### Work task
Copy out the records in full, word for word, without pictures.

### The data
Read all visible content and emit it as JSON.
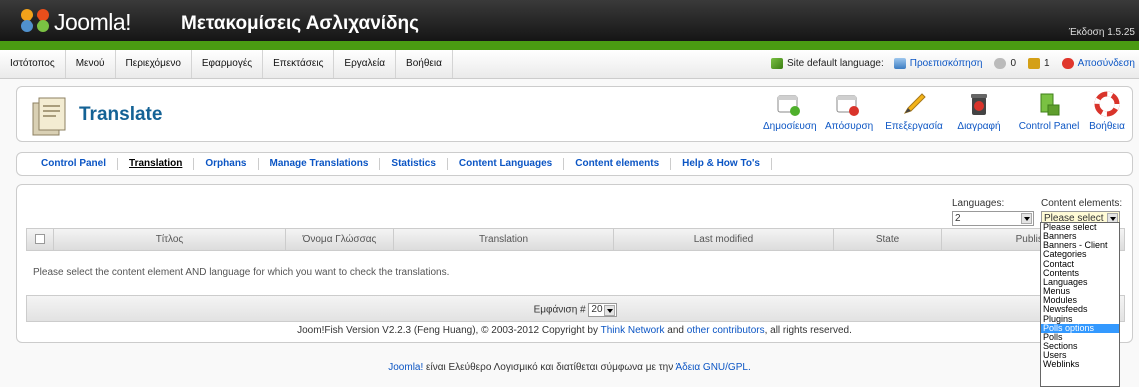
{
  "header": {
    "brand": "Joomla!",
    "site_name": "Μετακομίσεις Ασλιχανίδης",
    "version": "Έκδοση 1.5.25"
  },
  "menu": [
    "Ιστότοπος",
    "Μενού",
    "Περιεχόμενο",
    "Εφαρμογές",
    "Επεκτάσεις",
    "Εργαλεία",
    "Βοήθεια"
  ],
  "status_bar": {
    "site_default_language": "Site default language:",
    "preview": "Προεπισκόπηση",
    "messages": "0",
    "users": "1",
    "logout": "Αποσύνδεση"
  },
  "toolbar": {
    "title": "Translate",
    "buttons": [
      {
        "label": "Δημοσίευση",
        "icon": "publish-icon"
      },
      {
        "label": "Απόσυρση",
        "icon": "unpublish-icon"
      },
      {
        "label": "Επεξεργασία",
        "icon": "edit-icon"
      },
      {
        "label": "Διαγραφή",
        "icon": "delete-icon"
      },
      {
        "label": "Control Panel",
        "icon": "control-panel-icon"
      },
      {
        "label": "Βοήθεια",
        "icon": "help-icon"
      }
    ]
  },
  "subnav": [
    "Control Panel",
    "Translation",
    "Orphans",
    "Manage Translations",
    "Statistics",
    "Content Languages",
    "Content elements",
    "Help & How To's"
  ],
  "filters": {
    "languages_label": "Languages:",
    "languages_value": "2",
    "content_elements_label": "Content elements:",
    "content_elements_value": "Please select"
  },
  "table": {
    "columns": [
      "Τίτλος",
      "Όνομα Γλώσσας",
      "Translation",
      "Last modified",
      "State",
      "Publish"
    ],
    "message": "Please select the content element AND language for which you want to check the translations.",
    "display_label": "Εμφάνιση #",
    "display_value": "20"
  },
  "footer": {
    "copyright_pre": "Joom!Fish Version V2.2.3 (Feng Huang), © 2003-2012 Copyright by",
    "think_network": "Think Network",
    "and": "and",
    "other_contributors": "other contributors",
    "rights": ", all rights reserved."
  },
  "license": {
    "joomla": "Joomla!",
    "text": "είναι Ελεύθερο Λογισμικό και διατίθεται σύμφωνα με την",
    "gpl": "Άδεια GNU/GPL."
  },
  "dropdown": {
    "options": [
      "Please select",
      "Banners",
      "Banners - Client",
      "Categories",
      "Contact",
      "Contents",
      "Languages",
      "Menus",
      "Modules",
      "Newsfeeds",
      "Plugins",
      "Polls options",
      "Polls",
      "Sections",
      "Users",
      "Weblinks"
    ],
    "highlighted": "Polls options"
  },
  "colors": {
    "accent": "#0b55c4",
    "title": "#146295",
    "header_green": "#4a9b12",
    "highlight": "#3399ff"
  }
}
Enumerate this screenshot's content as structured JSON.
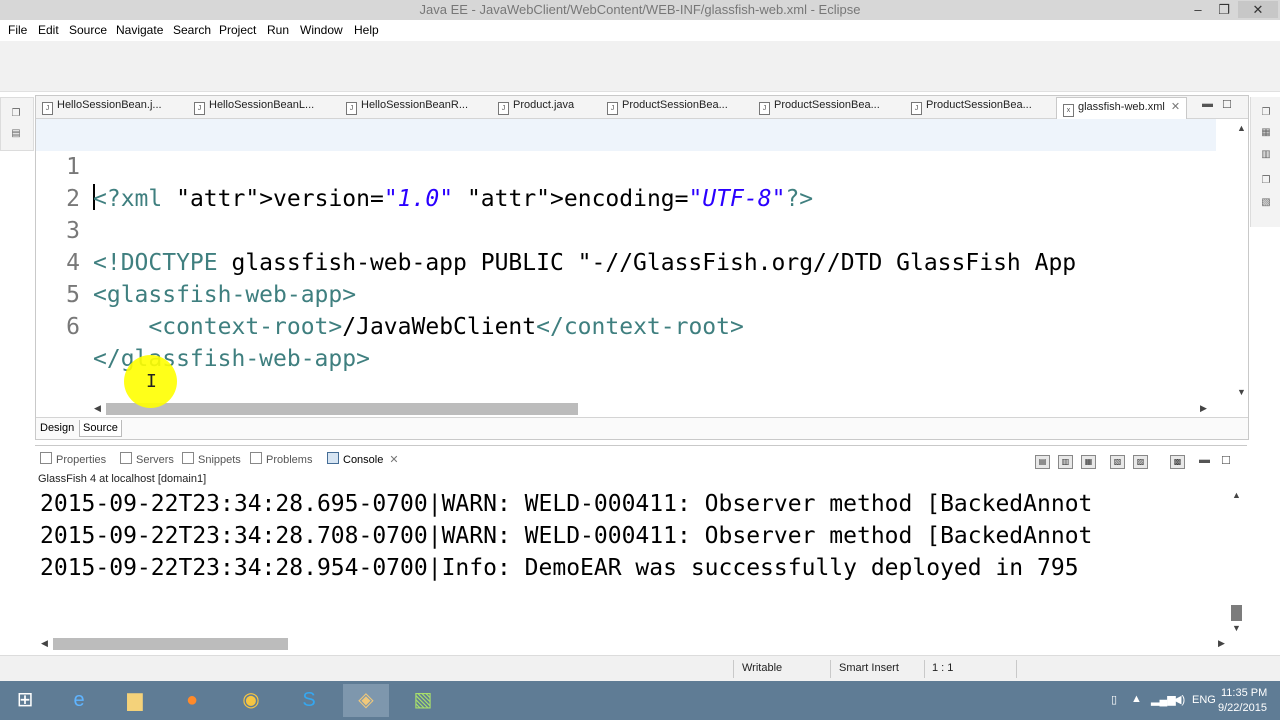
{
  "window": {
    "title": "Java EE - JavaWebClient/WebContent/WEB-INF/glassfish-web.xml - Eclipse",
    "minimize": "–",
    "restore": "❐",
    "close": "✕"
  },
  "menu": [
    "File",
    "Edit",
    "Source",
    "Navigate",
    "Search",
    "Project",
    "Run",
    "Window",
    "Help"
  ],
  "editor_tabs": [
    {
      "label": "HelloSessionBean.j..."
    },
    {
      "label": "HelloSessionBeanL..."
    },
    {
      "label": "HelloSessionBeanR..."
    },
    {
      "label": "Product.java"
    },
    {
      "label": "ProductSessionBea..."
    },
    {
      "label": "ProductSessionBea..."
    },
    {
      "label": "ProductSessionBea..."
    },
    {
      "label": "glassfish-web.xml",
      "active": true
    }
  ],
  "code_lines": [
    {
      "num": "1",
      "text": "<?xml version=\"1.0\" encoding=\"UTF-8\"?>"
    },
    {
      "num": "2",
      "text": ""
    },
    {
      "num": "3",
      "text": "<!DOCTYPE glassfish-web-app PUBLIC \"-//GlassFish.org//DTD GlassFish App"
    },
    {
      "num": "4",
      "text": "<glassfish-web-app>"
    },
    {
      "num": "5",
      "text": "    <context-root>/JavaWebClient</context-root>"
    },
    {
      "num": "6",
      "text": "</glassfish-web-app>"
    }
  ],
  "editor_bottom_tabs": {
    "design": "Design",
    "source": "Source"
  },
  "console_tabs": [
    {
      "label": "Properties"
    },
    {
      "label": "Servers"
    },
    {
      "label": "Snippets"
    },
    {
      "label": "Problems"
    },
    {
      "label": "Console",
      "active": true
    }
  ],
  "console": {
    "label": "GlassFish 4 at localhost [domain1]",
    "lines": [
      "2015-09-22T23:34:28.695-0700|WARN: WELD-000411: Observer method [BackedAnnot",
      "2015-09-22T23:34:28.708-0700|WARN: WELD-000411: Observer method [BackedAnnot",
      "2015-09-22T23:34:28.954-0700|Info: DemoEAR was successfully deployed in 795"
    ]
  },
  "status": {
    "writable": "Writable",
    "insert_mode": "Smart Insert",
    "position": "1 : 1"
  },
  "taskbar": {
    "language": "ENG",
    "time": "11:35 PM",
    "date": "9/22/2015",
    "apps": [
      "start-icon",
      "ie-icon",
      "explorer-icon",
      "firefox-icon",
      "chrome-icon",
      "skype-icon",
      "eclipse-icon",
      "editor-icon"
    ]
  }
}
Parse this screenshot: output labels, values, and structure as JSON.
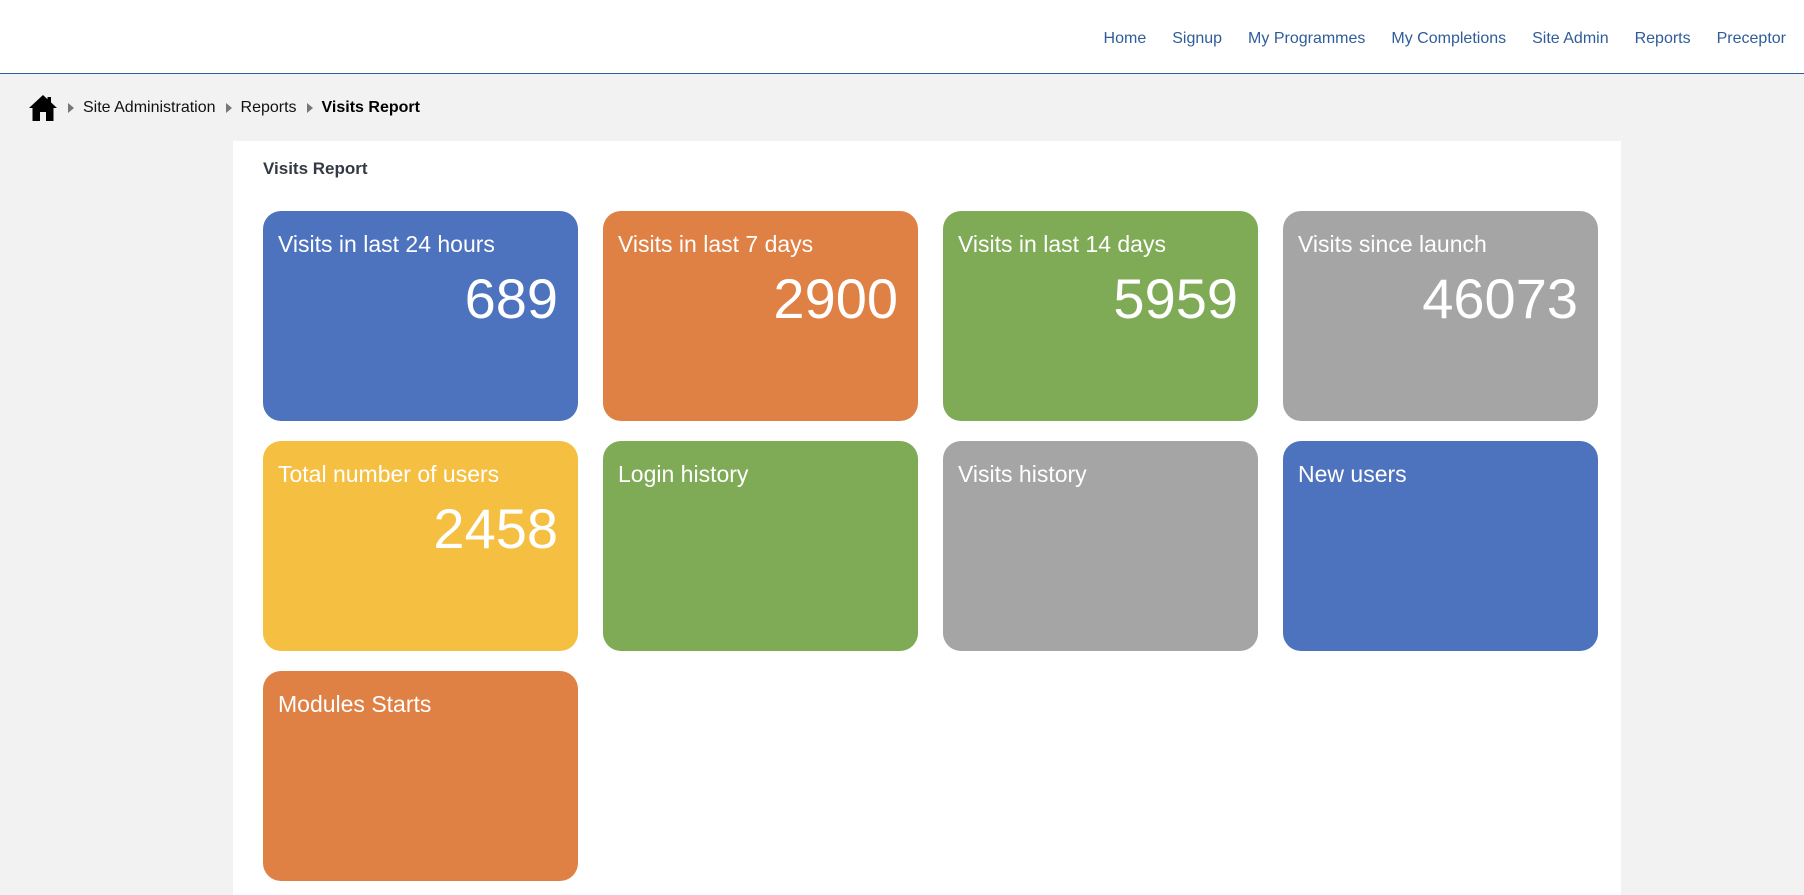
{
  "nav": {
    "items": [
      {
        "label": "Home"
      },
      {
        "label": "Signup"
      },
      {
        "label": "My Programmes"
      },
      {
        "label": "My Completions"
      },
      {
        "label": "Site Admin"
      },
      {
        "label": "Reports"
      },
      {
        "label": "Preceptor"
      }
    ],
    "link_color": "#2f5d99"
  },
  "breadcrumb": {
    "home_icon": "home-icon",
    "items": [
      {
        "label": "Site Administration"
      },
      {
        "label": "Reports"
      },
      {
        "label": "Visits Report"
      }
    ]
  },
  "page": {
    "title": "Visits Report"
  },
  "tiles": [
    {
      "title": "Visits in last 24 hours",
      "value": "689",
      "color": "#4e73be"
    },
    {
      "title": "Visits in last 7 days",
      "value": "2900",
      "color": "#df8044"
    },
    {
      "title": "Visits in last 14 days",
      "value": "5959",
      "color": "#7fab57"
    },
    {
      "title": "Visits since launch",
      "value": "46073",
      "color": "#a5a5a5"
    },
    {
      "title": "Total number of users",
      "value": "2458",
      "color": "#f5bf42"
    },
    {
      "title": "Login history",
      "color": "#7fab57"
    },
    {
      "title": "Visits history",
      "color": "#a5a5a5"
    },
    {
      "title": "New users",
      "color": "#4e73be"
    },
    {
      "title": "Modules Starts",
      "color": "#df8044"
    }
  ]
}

### Reply to the task
Read all visible content and emit it as JSON.
{
  "header": {
    "brand": "Joomla!",
    "site_name": "Μετακομίσεις Ασλιχανίδης",
    "version": "Έκδοση 1.5.25"
  },
  "menu": [
    "Ιστότοπος",
    "Μενού",
    "Περιεχόμενο",
    "Εφαρμογές",
    "Επεκτάσεις",
    "Εργαλεία",
    "Βοήθεια"
  ],
  "status_bar": {
    "site_default_language": "Site default language:",
    "preview": "Προεπισκόπηση",
    "messages": "0",
    "users": "1",
    "logout": "Αποσύνδεση"
  },
  "toolbar": {
    "title": "Translate",
    "buttons": [
      {
        "label": "Δημοσίευση",
        "icon": "publish-icon"
      },
      {
        "label": "Απόσυρση",
        "icon": "unpublish-icon"
      },
      {
        "label": "Επεξεργασία",
        "icon": "edit-icon"
      },
      {
        "label": "Διαγραφή",
        "icon": "delete-icon"
      },
      {
        "label": "Control Panel",
        "icon": "control-panel-icon"
      },
      {
        "label": "Βοήθεια",
        "icon": "help-icon"
      }
    ]
  },
  "subnav": [
    "Control Panel",
    "Translation",
    "Orphans",
    "Manage Translations",
    "Statistics",
    "Content Languages",
    "Content elements",
    "Help & How To's"
  ],
  "filters": {
    "languages_label": "Languages:",
    "languages_value": "2",
    "content_elements_label": "Content elements:",
    "content_elements_value": "Please select"
  },
  "table": {
    "columns": [
      "Τίτλος",
      "Όνομα Γλώσσας",
      "Translation",
      "Last modified",
      "State",
      "Publish"
    ],
    "message": "Please select the content element AND language for which you want to check the translations.",
    "display_label": "Εμφάνιση #",
    "display_value": "20"
  },
  "footer": {
    "copyright_pre": "Joom!Fish Version V2.2.3 (Feng Huang), © 2003-2012 Copyright by",
    "think_network": "Think Network",
    "and": "and",
    "other_contributors": "other contributors",
    "rights": ", all rights reserved."
  },
  "license": {
    "joomla": "Joomla!",
    "text": "είναι Ελεύθερο Λογισμικό και διατίθεται σύμφωνα με την",
    "gpl": "Άδεια GNU/GPL."
  },
  "dropdown": {
    "options": [
      "Please select",
      "Banners",
      "Banners - Client",
      "Categories",
      "Contact",
      "Contents",
      "Languages",
      "Menus",
      "Modules",
      "Newsfeeds",
      "Plugins",
      "Polls options",
      "Polls",
      "Sections",
      "Users",
      "Weblinks"
    ],
    "highlighted": "Polls options"
  },
  "colors": {
    "accent": "#0b55c4",
    "title": "#146295",
    "header_green": "#4a9b12",
    "highlight": "#3399ff"
  }
}
Enumerate this screenshot's content as structured JSON.
{
  "window": {
    "title": "Java EE - JavaWebClient/WebContent/WEB-INF/glassfish-web.xml - Eclipse",
    "minimize": "–",
    "restore": "❐",
    "close": "✕"
  },
  "menu": [
    "File",
    "Edit",
    "Source",
    "Navigate",
    "Search",
    "Project",
    "Run",
    "Window",
    "Help"
  ],
  "editor_tabs": [
    {
      "label": "HelloSessionBean.j..."
    },
    {
      "label": "HelloSessionBeanL..."
    },
    {
      "label": "HelloSessionBeanR..."
    },
    {
      "label": "Product.java"
    },
    {
      "label": "ProductSessionBea..."
    },
    {
      "label": "ProductSessionBea..."
    },
    {
      "label": "ProductSessionBea..."
    },
    {
      "label": "glassfish-web.xml",
      "active": true
    }
  ],
  "code_lines": [
    {
      "num": "1",
      "text": "<?xml version=\"1.0\" encoding=\"UTF-8\"?>"
    },
    {
      "num": "2",
      "text": ""
    },
    {
      "num": "3",
      "text": "<!DOCTYPE glassfish-web-app PUBLIC \"-//GlassFish.org//DTD GlassFish App"
    },
    {
      "num": "4",
      "text": "<glassfish-web-app>"
    },
    {
      "num": "5",
      "text": "    <context-root>/JavaWebClient</context-root>"
    },
    {
      "num": "6",
      "text": "</glassfish-web-app>"
    }
  ],
  "editor_bottom_tabs": {
    "design": "Design",
    "source": "Source"
  },
  "console_tabs": [
    {
      "label": "Properties"
    },
    {
      "label": "Servers"
    },
    {
      "label": "Snippets"
    },
    {
      "label": "Problems"
    },
    {
      "label": "Console",
      "active": true
    }
  ],
  "console": {
    "label": "GlassFish 4 at localhost [domain1]",
    "lines": [
      "2015-09-22T23:34:28.695-0700|WARN: WELD-000411: Observer method [BackedAnnot",
      "2015-09-22T23:34:28.708-0700|WARN: WELD-000411: Observer method [BackedAnnot",
      "2015-09-22T23:34:28.954-0700|Info: DemoEAR was successfully deployed in 795"
    ]
  },
  "status": {
    "writable": "Writable",
    "insert_mode": "Smart Insert",
    "position": "1 : 1"
  },
  "taskbar": {
    "language": "ENG",
    "time": "11:35 PM",
    "date": "9/22/2015",
    "apps": [
      "start-icon",
      "ie-icon",
      "explorer-icon",
      "firefox-icon",
      "chrome-icon",
      "skype-icon",
      "eclipse-icon",
      "editor-icon"
    ]
  }
}
Parse this screenshot: output labels, values, and structure as JSON.
{
  "nav": {
    "items": [
      {
        "label": "Home"
      },
      {
        "label": "Signup"
      },
      {
        "label": "My Programmes"
      },
      {
        "label": "My Completions"
      },
      {
        "label": "Site Admin"
      },
      {
        "label": "Reports"
      },
      {
        "label": "Preceptor"
      }
    ],
    "link_color": "#2f5d99"
  },
  "breadcrumb": {
    "home_icon": "home-icon",
    "items": [
      {
        "label": "Site Administration"
      },
      {
        "label": "Reports"
      },
      {
        "label": "Visits Report"
      }
    ]
  },
  "page": {
    "title": "Visits Report"
  },
  "tiles": [
    {
      "title": "Visits in last 24 hours",
      "value": "689",
      "color": "#4e73be"
    },
    {
      "title": "Visits in last 7 days",
      "value": "2900",
      "color": "#df8044"
    },
    {
      "title": "Visits in last 14 days",
      "value": "5959",
      "color": "#7fab57"
    },
    {
      "title": "Visits since launch",
      "value": "46073",
      "color": "#a5a5a5"
    },
    {
      "title": "Total number of users",
      "value": "2458",
      "color": "#f5bf42"
    },
    {
      "title": "Login history",
      "color": "#7fab57"
    },
    {
      "title": "Visits history",
      "color": "#a5a5a5"
    },
    {
      "title": "New users",
      "color": "#4e73be"
    },
    {
      "title": "Modules Starts",
      "color": "#df8044"
    }
  ]
}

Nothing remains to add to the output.